Thinking / Yes, I'd Like Your Name, Number and Genetic Code, Please

Yes, I'd Like Your Name, Number and Genetic Code, Please

Demotargeting? Makes sense. Contextual targeting? Pretty logical. Behavioral targeting? A somewhat predictable evolution, but getting a little Big Brother-ish. Genetic-based targeting? Scary! Intrusive! Creepy! Those are just a few of the words that were used to describe one of the most controversial topics at SXSW this year, and I’ve been trying to formulate my own point of view ever since.

One of the dual sessions I attended was called “Influence: It’s in Your Genes,” and speakers included Paul Saarinen, Director of Digital Strategy at Yamamoto, and Scott Fahrenkrug, a genetic scientist at the University of Minnesota. Despite the fact that it was: 1) the first session of the day; 2) a ridiculous hike from the convention center; and 3) the soggiest of many soggy days at SXSW, I was immediately engaged by the banter between the two speakers. What was it that brought two people with such different backgrounds, motivations and goals together?

The answer is their startup, Miinome. A genetic equity broker. How does something like that work? Individuals opt-in to share their DNA information with organizations in the marketing, philanthropic and pharmaceutical arenas (for example). In return they get money up-front or a piece of the pie if their DNA leads to a greater “discovery.”

By way of behavioral genetics, marketers would definitely be able to predict my future habits in a way that makes me a little uneasy. They’d be able to gauge my rate of adoption and potential for brand loyalty among other things. But on the flip side, as long as Miinome and future companies like it promise to operate on an opt-in basis only, and don’t go around sweeping surfaces for hair and skin flakes, the system could do some good. From a marketing standpoint, would it be so bad to be targeted with beauty ads for those products that are best suited for your curly hair or fair skin? Or coupons for food and beverages that agree with your unfriendly digestive disorder? What if your DNA were to lead to a cure for cancer?
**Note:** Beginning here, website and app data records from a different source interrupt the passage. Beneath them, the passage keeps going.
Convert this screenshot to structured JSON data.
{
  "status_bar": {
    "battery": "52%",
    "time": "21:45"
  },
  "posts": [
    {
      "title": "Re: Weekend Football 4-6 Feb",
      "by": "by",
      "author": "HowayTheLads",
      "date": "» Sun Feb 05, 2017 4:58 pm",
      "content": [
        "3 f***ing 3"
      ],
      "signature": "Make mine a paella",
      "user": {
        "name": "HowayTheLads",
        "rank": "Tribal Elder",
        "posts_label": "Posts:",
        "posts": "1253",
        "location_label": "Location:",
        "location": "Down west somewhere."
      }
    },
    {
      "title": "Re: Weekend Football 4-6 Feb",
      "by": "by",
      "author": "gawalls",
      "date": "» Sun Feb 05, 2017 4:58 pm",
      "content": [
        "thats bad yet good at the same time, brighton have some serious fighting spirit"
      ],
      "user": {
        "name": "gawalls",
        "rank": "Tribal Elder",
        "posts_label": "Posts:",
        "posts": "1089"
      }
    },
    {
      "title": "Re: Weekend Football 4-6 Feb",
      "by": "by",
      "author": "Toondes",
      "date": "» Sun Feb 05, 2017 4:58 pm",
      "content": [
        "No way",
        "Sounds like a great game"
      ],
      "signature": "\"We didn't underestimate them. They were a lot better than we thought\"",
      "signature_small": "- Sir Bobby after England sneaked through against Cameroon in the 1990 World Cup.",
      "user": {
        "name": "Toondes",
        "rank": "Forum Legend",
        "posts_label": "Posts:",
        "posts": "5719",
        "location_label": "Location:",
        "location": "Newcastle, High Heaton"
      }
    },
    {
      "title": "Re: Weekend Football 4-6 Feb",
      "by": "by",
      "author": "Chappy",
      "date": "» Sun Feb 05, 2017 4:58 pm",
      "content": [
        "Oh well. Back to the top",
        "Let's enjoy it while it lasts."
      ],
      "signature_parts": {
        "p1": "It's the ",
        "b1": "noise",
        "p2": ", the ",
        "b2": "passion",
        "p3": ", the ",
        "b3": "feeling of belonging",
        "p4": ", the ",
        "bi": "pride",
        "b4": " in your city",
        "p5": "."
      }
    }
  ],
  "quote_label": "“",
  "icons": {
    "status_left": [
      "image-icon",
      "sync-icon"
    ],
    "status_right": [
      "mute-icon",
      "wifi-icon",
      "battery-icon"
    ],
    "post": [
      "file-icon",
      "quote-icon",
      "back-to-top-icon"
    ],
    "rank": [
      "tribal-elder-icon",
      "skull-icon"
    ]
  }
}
Or helped a nonprofit take its next big step?

Thoughts? I’d love to hear them. Piqued your interest? Check these guys out: 23andMe and Behavior Genetics Association